Your task:
Give all the lines below again, exactly, with no pictures.

[Excerpted data — start]

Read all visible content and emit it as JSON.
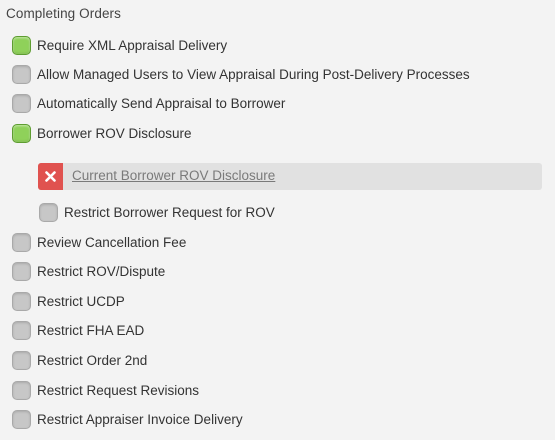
{
  "section": {
    "title": "Completing Orders"
  },
  "options": [
    {
      "label": "Require XML Appraisal Delivery",
      "checked": true
    },
    {
      "label": "Allow Managed Users to View Appraisal During Post-Delivery Processes",
      "checked": false
    },
    {
      "label": "Automatically Send Appraisal to Borrower",
      "checked": false
    },
    {
      "label": "Borrower ROV Disclosure",
      "checked": true
    },
    {
      "label": "Review Cancellation Fee",
      "checked": false
    },
    {
      "label": "Restrict ROV/Dispute",
      "checked": false
    },
    {
      "label": "Restrict UCDP",
      "checked": false
    },
    {
      "label": "Restrict FHA EAD",
      "checked": false
    },
    {
      "label": "Restrict Order 2nd",
      "checked": false
    },
    {
      "label": "Restrict Request Revisions",
      "checked": false
    },
    {
      "label": "Restrict Appraiser Invoice Delivery",
      "checked": false
    }
  ],
  "rov": {
    "document_link": "Current Borrower ROV Disclosure",
    "delete_icon": "close-icon",
    "sub_option": {
      "label": "Restrict Borrower Request for ROV",
      "checked": false
    }
  },
  "colors": {
    "checked": "#8fd15a",
    "unchecked": "#c7c7c7",
    "delete": "#e0524f"
  }
}
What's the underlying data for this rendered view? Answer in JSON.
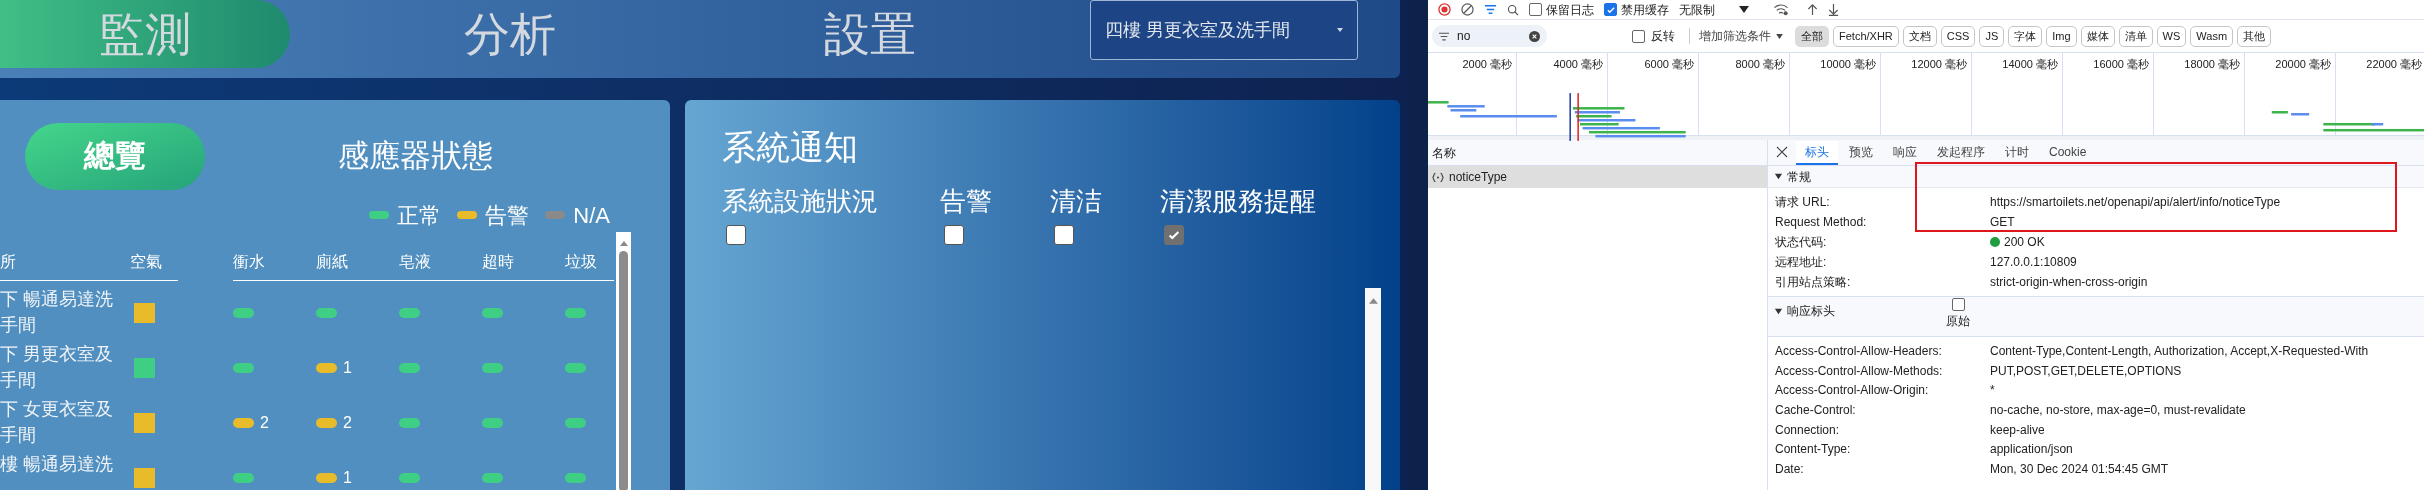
{
  "nav": {
    "tabs": [
      {
        "label": "監測",
        "selected": true
      },
      {
        "label": "分析",
        "selected": false
      },
      {
        "label": "設置",
        "selected": false
      }
    ],
    "location_select": {
      "value": "四樓 男更衣室及洗手間"
    }
  },
  "sensor_panel": {
    "overview_button": "總覽",
    "title": "感應器狀態",
    "legend": [
      {
        "label": "正常",
        "color": "#3ecf85"
      },
      {
        "label": "告警",
        "color": "#e8bb2b"
      },
      {
        "label": "N/A",
        "color": "#8a8a8a"
      }
    ],
    "columns": [
      "所",
      "空氣",
      "衝水",
      "廁紙",
      "皂液",
      "超時",
      "垃圾"
    ],
    "rows": [
      {
        "name": [
          "下 暢通易達洗",
          "手間"
        ],
        "air_alert": true,
        "sensors": [
          {
            "alert": false
          },
          {
            "alert": false
          },
          {
            "alert": false
          },
          {
            "alert": false
          },
          {
            "alert": false
          }
        ]
      },
      {
        "name": [
          "下 男更衣室及",
          "手間"
        ],
        "air_alert": false,
        "sensors": [
          {
            "alert": false
          },
          {
            "alert": true,
            "count": "1"
          },
          {
            "alert": false
          },
          {
            "alert": false
          },
          {
            "alert": false
          }
        ]
      },
      {
        "name": [
          "下 女更衣室及",
          "手間"
        ],
        "air_alert": true,
        "sensors": [
          {
            "alert": true,
            "count": "2"
          },
          {
            "alert": true,
            "count": "2"
          },
          {
            "alert": false
          },
          {
            "alert": false
          },
          {
            "alert": false
          }
        ]
      },
      {
        "name": [
          "樓 暢通易達洗"
        ],
        "air_alert": true,
        "sensors": [
          {
            "alert": false
          },
          {
            "alert": true,
            "count": "1"
          },
          {
            "alert": false
          },
          {
            "alert": false
          },
          {
            "alert": false
          }
        ]
      }
    ]
  },
  "notice_panel": {
    "title": "系統通知",
    "options": [
      {
        "label": "系統設施狀況",
        "checked": false
      },
      {
        "label": "告警",
        "checked": false
      },
      {
        "label": "清洁",
        "checked": false
      },
      {
        "label": "清潔服務提醒",
        "checked": true
      }
    ]
  },
  "devtools": {
    "toolbar": {
      "preserve_log": {
        "label": "保留日志",
        "checked": false
      },
      "disable_cache": {
        "label": "禁用缓存",
        "checked": true
      },
      "throttle": "无限制"
    },
    "filter": {
      "value": "no",
      "invert": {
        "label": "反转",
        "checked": false
      },
      "more_filters": "增加筛选条件",
      "types": [
        {
          "label": "全部",
          "selected": true
        },
        {
          "label": "Fetch/XHR",
          "selected": false
        },
        {
          "label": "文档",
          "selected": false
        },
        {
          "label": "CSS",
          "selected": false
        },
        {
          "label": "JS",
          "selected": false
        },
        {
          "label": "字体",
          "selected": false
        },
        {
          "label": "Img",
          "selected": false
        },
        {
          "label": "媒体",
          "selected": false
        },
        {
          "label": "清单",
          "selected": false
        },
        {
          "label": "WS",
          "selected": false
        },
        {
          "label": "Wasm",
          "selected": false
        },
        {
          "label": "其他",
          "selected": false
        }
      ]
    },
    "timeline_ticks": [
      "2000 毫秒",
      "4000 毫秒",
      "6000 毫秒",
      "8000 毫秒",
      "10000 毫秒",
      "12000 毫秒",
      "14000 毫秒",
      "16000 毫秒",
      "18000 毫秒",
      "20000 毫秒",
      "22000 毫秒"
    ],
    "requests": {
      "header": "名称",
      "items": [
        {
          "name": "noticeType",
          "selected": true
        }
      ]
    },
    "details": {
      "tabs": [
        {
          "label": "标头",
          "selected": true
        },
        {
          "label": "预览",
          "selected": false
        },
        {
          "label": "响应",
          "selected": false
        },
        {
          "label": "发起程序",
          "selected": false
        },
        {
          "label": "计时",
          "selected": false
        },
        {
          "label": "Cookie",
          "selected": false
        }
      ],
      "general": {
        "title": "常规",
        "expanded": true,
        "rows": [
          {
            "label": "请求 URL:",
            "value": "https://smartoilets.net/openapi/api/alert/info/noticeType"
          },
          {
            "label": "Request Method:",
            "value": "GET"
          },
          {
            "label": "状态代码:",
            "value": "200 OK",
            "kind": "status"
          },
          {
            "label": "远程地址:",
            "value": "127.0.0.1:10809"
          },
          {
            "label": "引用站点策略:",
            "value": "strict-origin-when-cross-origin"
          }
        ]
      },
      "response_headers": {
        "title": "响应标头",
        "expanded": true,
        "raw": {
          "label": "原始",
          "checked": false
        },
        "rows": [
          {
            "label": "Access-Control-Allow-Headers:",
            "value": "Content-Type,Content-Length, Authorization, Accept,X-Requested-With"
          },
          {
            "label": "Access-Control-Allow-Methods:",
            "value": "PUT,POST,GET,DELETE,OPTIONS"
          },
          {
            "label": "Access-Control-Allow-Origin:",
            "value": "*"
          },
          {
            "label": "Cache-Control:",
            "value": "no-cache, no-store, max-age=0, must-revalidate"
          },
          {
            "label": "Connection:",
            "value": "keep-alive"
          },
          {
            "label": "Content-Type:",
            "value": "application/json"
          },
          {
            "label": "Date:",
            "value": "Mon, 30 Dec 2024 01:54:45 GMT"
          }
        ]
      }
    }
  }
}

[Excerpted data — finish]

Solution below:
Read all visible content and emit it as JSON.
{
  "section": {
    "title": "Completing Orders"
  },
  "options": [
    {
      "label": "Require XML Appraisal Delivery",
      "checked": true
    },
    {
      "label": "Allow Managed Users to View Appraisal During Post-Delivery Processes",
      "checked": false
    },
    {
      "label": "Automatically Send Appraisal to Borrower",
      "checked": false
    },
    {
      "label": "Borrower ROV Disclosure",
      "checked": true
    },
    {
      "label": "Review Cancellation Fee",
      "checked": false
    },
    {
      "label": "Restrict ROV/Dispute",
      "checked": false
    },
    {
      "label": "Restrict UCDP",
      "checked": false
    },
    {
      "label": "Restrict FHA EAD",
      "checked": false
    },
    {
      "label": "Restrict Order 2nd",
      "checked": false
    },
    {
      "label": "Restrict Request Revisions",
      "checked": false
    },
    {
      "label": "Restrict Appraiser Invoice Delivery",
      "checked": false
    }
  ],
  "rov": {
    "document_link": "Current Borrower ROV Disclosure",
    "delete_icon": "close-icon",
    "sub_option": {
      "label": "Restrict Borrower Request for ROV",
      "checked": false
    }
  },
  "colors": {
    "checked": "#8fd15a",
    "unchecked": "#c7c7c7",
    "delete": "#e0524f"
  }
}
What's the underlying data for this rendered view? Answer in JSON.
{
  "nav": {
    "tabs": [
      {
        "label": "監測",
        "selected": true
      },
      {
        "label": "分析",
        "selected": false
      },
      {
        "label": "設置",
        "selected": false
      }
    ],
    "location_select": {
      "value": "四樓 男更衣室及洗手間"
    }
  },
  "sensor_panel": {
    "overview_button": "總覽",
    "title": "感應器狀態",
    "legend": [
      {
        "label": "正常",
        "color": "#3ecf85"
      },
      {
        "label": "告警",
        "color": "#e8bb2b"
      },
      {
        "label": "N/A",
        "color": "#8a8a8a"
      }
    ],
    "columns": [
      "所",
      "空氣",
      "衝水",
      "廁紙",
      "皂液",
      "超時",
      "垃圾"
    ],
    "rows": [
      {
        "name": [
          "下 暢通易達洗",
          "手間"
        ],
        "air_alert": true,
        "sensors": [
          {
            "alert": false
          },
          {
            "alert": false
          },
          {
            "alert": false
          },
          {
            "alert": false
          },
          {
            "alert": false
          }
        ]
      },
      {
        "name": [
          "下 男更衣室及",
          "手間"
        ],
        "air_alert": false,
        "sensors": [
          {
            "alert": false
          },
          {
            "alert": true,
            "count": "1"
          },
          {
            "alert": false
          },
          {
            "alert": false
          },
          {
            "alert": false
          }
        ]
      },
      {
        "name": [
          "下 女更衣室及",
          "手間"
        ],
        "air_alert": true,
        "sensors": [
          {
            "alert": true,
            "count": "2"
          },
          {
            "alert": true,
            "count": "2"
          },
          {
            "alert": false
          },
          {
            "alert": false
          },
          {
            "alert": false
          }
        ]
      },
      {
        "name": [
          "樓 暢通易達洗"
        ],
        "air_alert": true,
        "sensors": [
          {
            "alert": false
          },
          {
            "alert": true,
            "count": "1"
          },
          {
            "alert": false
          },
          {
            "alert": false
          },
          {
            "alert": false
          }
        ]
      }
    ]
  },
  "notice_panel": {
    "title": "系統通知",
    "options": [
      {
        "label": "系統設施狀況",
        "checked": false
      },
      {
        "label": "告警",
        "checked": false
      },
      {
        "label": "清洁",
        "checked": false
      },
      {
        "label": "清潔服務提醒",
        "checked": true
      }
    ]
  },
  "devtools": {
    "toolbar": {
      "preserve_log": {
        "label": "保留日志",
        "checked": false
      },
      "disable_cache": {
        "label": "禁用缓存",
        "checked": true
      },
      "throttle": "无限制"
    },
    "filter": {
      "value": "no",
      "invert": {
        "label": "反转",
        "checked": false
      },
      "more_filters": "增加筛选条件",
      "types": [
        {
          "label": "全部",
          "selected": true
        },
        {
          "label": "Fetch/XHR",
          "selected": false
        },
        {
          "label": "文档",
          "selected": false
        },
        {
          "label": "CSS",
          "selected": false
        },
        {
          "label": "JS",
          "selected": false
        },
        {
          "label": "字体",
          "selected": false
        },
        {
          "label": "Img",
          "selected": false
        },
        {
          "label": "媒体",
          "selected": false
        },
        {
          "label": "清单",
          "selected": false
        },
        {
          "label": "WS",
          "selected": false
        },
        {
          "label": "Wasm",
          "selected": false
        },
        {
          "label": "其他",
          "selected": false
        }
      ]
    },
    "timeline_ticks": [
      "2000 毫秒",
      "4000 毫秒",
      "6000 毫秒",
      "8000 毫秒",
      "10000 毫秒",
      "12000 毫秒",
      "14000 毫秒",
      "16000 毫秒",
      "18000 毫秒",
      "20000 毫秒",
      "22000 毫秒"
    ],
    "requests": {
      "header": "名称",
      "items": [
        {
          "name": "noticeType",
          "selected": true
        }
      ]
    },
    "details": {
      "tabs": [
        {
          "label": "标头",
          "selected": true
        },
        {
          "label": "预览",
          "selected": false
        },
        {
          "label": "响应",
          "selected": false
        },
        {
          "label": "发起程序",
          "selected": false
        },
        {
          "label": "计时",
          "selected": false
        },
        {
          "label": "Cookie",
          "selected": false
        }
      ],
      "general": {
        "title": "常规",
        "expanded": true,
        "rows": [
          {
            "label": "请求 URL:",
            "value": "https://smartoilets.net/openapi/api/alert/info/noticeType"
          },
          {
            "label": "Request Method:",
            "value": "GET"
          },
          {
            "label": "状态代码:",
            "value": "200 OK",
            "kind": "status"
          },
          {
            "label": "远程地址:",
            "value": "127.0.0.1:10809"
          },
          {
            "label": "引用站点策略:",
            "value": "strict-origin-when-cross-origin"
          }
        ]
      },
      "response_headers": {
        "title": "响应标头",
        "expanded": true,
        "raw": {
          "label": "原始",
          "checked": false
        },
        "rows": [
          {
            "label": "Access-Control-Allow-Headers:",
            "value": "Content-Type,Content-Length, Authorization, Accept,X-Requested-With"
          },
          {
            "label": "Access-Control-Allow-Methods:",
            "value": "PUT,POST,GET,DELETE,OPTIONS"
          },
          {
            "label": "Access-Control-Allow-Origin:",
            "value": "*"
          },
          {
            "label": "Cache-Control:",
            "value": "no-cache, no-store, max-age=0, must-revalidate"
          },
          {
            "label": "Connection:",
            "value": "keep-alive"
          },
          {
            "label": "Content-Type:",
            "value": "application/json"
          },
          {
            "label": "Date:",
            "value": "Mon, 30 Dec 2024 01:54:45 GMT"
          }
        ]
      }
    }
  }
}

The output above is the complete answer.